*ENTRIES SUPPLIED*:

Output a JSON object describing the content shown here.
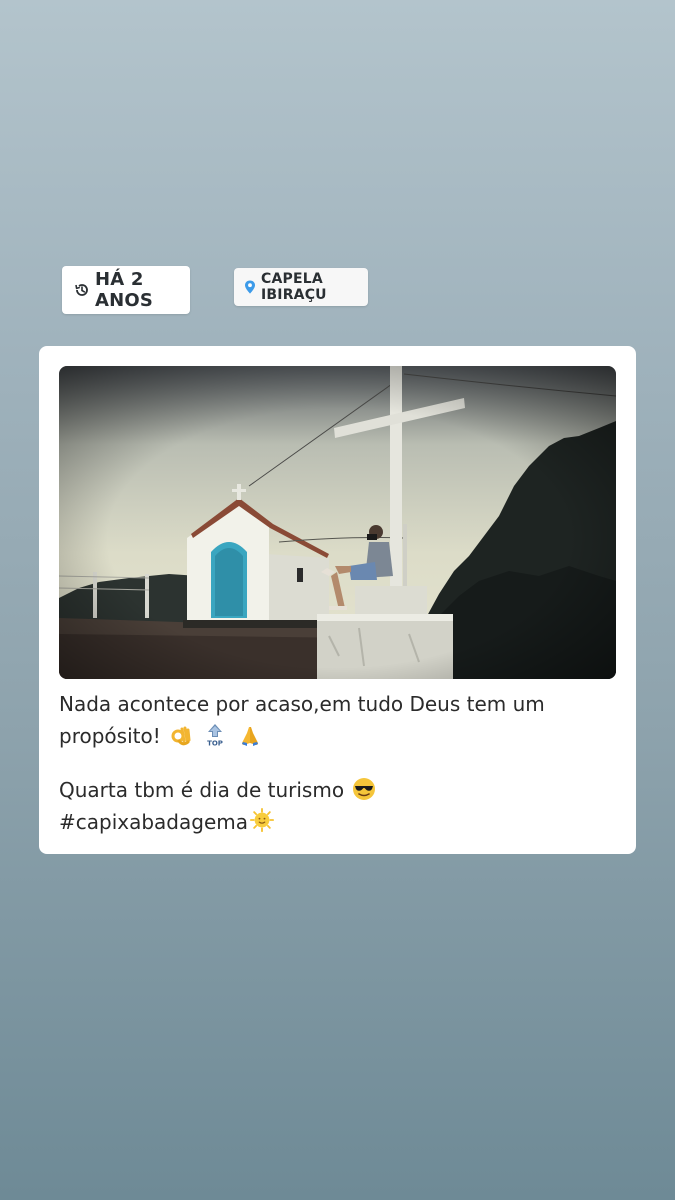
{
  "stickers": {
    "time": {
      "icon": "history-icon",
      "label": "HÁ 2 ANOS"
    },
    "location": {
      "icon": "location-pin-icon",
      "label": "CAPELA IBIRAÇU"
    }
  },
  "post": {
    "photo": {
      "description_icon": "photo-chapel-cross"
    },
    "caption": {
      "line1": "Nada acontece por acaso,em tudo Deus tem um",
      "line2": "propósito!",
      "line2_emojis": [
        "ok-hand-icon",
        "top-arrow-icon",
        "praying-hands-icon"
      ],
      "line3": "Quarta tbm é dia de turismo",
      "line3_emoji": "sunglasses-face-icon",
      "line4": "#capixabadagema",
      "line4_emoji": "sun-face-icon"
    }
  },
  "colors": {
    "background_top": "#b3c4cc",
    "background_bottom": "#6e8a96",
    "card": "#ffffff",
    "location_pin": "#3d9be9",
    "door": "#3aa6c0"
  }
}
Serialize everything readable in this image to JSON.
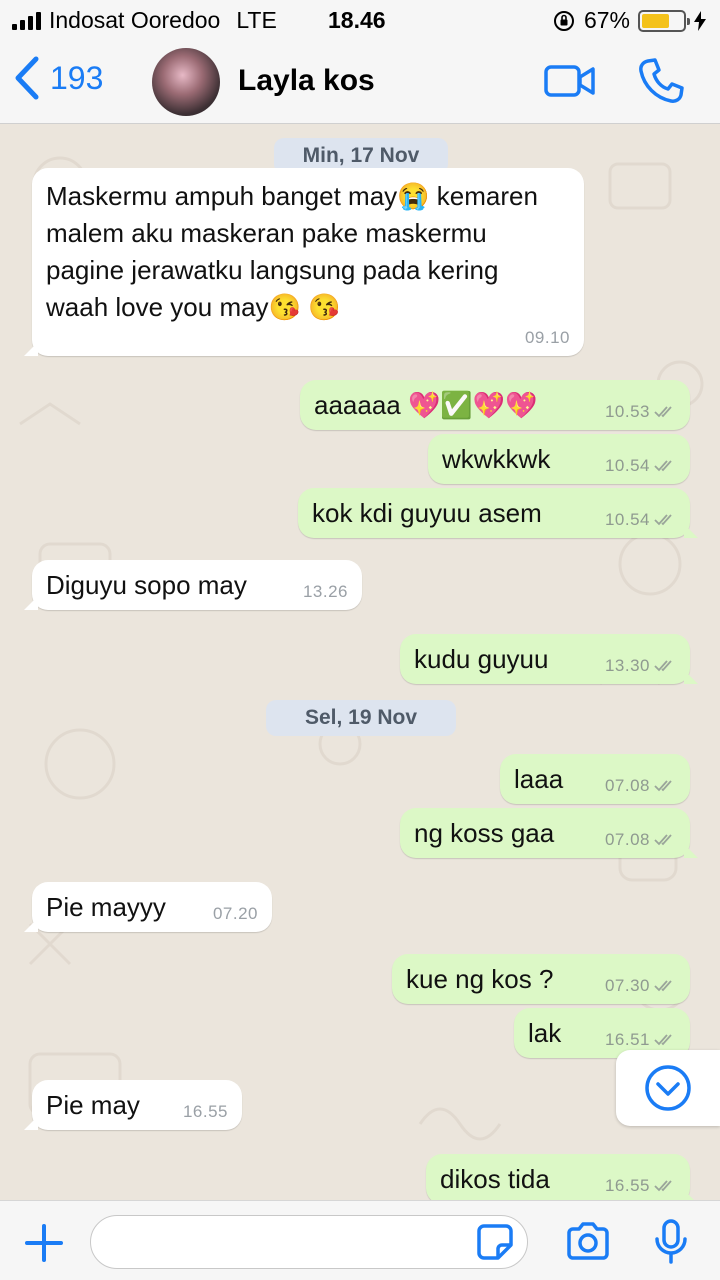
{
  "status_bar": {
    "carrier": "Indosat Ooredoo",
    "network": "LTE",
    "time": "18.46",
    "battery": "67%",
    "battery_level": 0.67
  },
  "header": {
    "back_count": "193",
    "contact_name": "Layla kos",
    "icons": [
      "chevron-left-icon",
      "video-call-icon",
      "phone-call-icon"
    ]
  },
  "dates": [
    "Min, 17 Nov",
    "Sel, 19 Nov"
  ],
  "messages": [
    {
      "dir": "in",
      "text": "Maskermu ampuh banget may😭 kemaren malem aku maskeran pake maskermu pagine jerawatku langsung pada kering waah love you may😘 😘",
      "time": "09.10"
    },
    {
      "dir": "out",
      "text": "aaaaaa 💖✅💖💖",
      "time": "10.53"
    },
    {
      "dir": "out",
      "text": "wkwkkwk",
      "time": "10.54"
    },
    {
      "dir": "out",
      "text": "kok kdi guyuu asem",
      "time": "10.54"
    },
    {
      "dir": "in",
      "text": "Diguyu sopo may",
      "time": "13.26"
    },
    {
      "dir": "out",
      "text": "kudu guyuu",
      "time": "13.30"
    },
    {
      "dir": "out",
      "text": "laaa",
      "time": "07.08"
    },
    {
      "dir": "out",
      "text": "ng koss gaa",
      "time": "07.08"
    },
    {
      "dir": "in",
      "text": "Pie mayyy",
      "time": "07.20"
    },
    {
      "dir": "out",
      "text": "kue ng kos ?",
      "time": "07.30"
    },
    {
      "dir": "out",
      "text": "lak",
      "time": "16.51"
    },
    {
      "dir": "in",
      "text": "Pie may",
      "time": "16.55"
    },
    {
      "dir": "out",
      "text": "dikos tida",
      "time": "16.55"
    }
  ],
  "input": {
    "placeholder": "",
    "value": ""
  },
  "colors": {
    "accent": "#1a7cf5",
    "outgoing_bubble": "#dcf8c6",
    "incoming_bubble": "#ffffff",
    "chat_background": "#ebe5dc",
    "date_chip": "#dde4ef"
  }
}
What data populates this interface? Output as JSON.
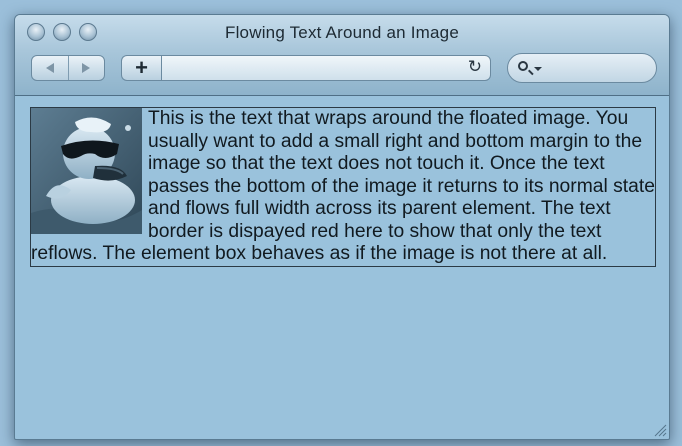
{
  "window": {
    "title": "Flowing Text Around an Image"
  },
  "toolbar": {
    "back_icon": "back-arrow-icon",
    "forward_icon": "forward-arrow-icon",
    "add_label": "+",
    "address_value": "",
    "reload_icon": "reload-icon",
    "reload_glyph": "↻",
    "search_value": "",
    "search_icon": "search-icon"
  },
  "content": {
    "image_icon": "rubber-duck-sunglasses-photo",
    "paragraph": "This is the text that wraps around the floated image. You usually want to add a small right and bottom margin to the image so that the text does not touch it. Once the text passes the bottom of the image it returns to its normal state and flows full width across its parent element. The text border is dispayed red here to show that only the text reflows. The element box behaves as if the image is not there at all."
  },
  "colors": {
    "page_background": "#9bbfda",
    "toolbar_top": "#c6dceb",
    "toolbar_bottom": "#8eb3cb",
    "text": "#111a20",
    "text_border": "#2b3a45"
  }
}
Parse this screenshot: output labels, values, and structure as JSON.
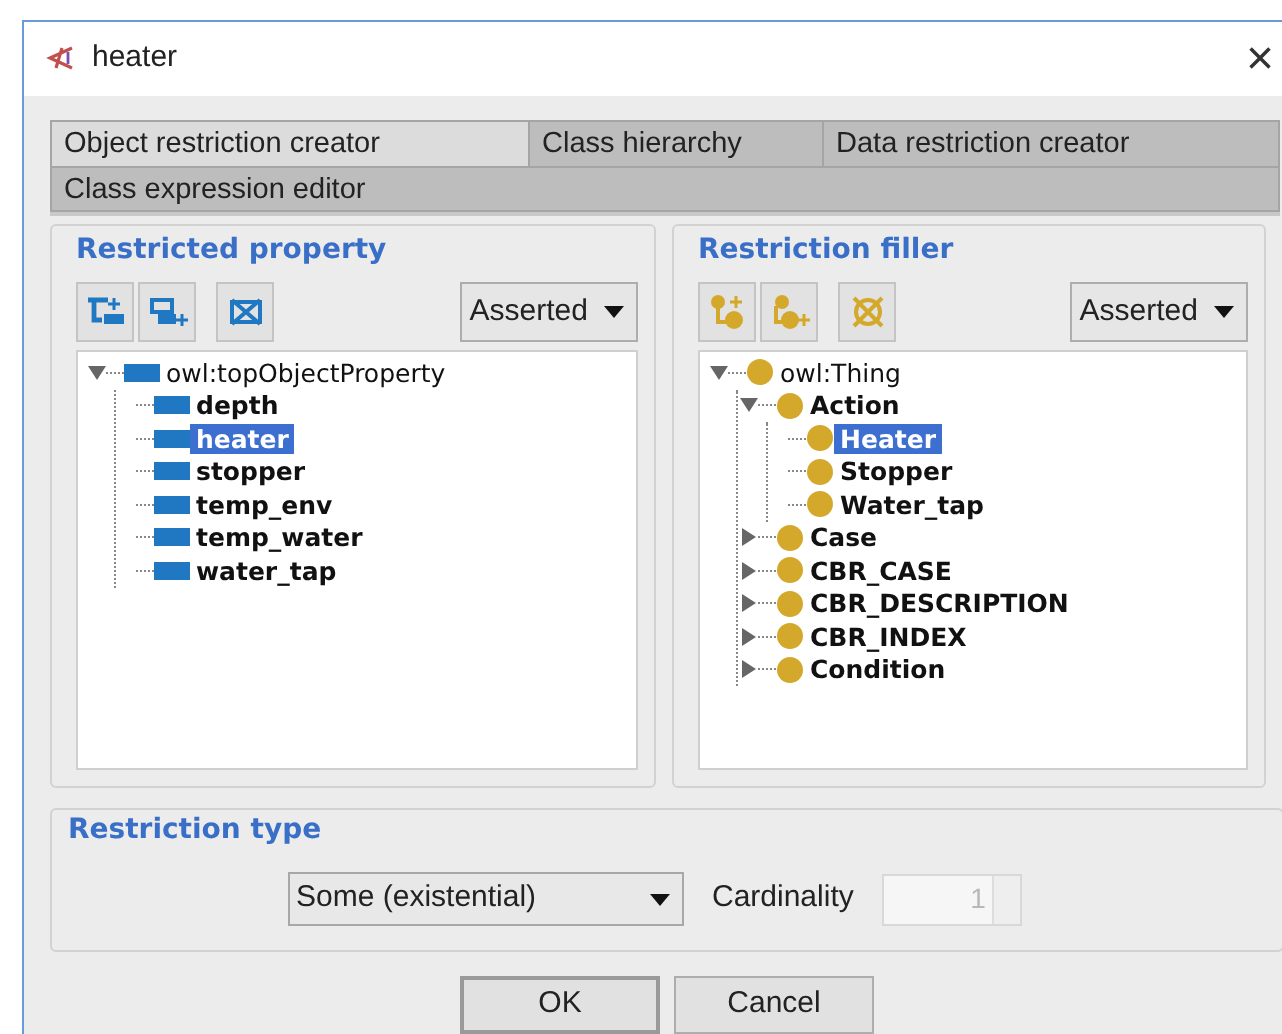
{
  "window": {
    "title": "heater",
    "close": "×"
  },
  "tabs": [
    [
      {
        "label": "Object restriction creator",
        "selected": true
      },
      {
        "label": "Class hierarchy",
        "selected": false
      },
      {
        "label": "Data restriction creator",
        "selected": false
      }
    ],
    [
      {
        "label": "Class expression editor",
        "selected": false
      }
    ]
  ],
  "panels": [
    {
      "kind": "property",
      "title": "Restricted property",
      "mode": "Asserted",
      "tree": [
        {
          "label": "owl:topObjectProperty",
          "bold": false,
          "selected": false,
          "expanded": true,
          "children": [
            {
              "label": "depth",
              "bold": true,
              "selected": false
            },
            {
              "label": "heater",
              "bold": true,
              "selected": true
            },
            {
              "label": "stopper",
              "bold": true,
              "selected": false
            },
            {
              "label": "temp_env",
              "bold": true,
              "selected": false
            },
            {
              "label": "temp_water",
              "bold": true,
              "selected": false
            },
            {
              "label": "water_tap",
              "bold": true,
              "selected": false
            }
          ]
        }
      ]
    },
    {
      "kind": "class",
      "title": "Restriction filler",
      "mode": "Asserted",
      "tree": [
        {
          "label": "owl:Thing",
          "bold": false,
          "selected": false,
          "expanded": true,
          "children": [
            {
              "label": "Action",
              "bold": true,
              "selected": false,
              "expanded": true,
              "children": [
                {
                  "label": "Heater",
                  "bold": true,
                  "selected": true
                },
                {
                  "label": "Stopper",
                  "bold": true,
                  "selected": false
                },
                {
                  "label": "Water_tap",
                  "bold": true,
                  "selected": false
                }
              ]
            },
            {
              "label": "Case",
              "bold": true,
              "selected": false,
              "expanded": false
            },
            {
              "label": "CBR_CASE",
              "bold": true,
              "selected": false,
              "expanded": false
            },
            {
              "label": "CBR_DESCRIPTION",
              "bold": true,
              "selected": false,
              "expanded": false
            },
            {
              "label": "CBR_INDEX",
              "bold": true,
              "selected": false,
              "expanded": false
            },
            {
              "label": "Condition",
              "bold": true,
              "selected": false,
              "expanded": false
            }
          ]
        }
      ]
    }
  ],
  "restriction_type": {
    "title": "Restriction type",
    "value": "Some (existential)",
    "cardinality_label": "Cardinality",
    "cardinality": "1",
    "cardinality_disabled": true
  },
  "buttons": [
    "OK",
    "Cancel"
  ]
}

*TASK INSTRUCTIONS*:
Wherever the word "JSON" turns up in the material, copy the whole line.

*RESULT*:
Output a JSON object describing the content shown here.
Serialize everything readable in this image to JSON.
What data populates this interface? Output as JSON.
Parse this screenshot: output labels, values, and structure as JSON.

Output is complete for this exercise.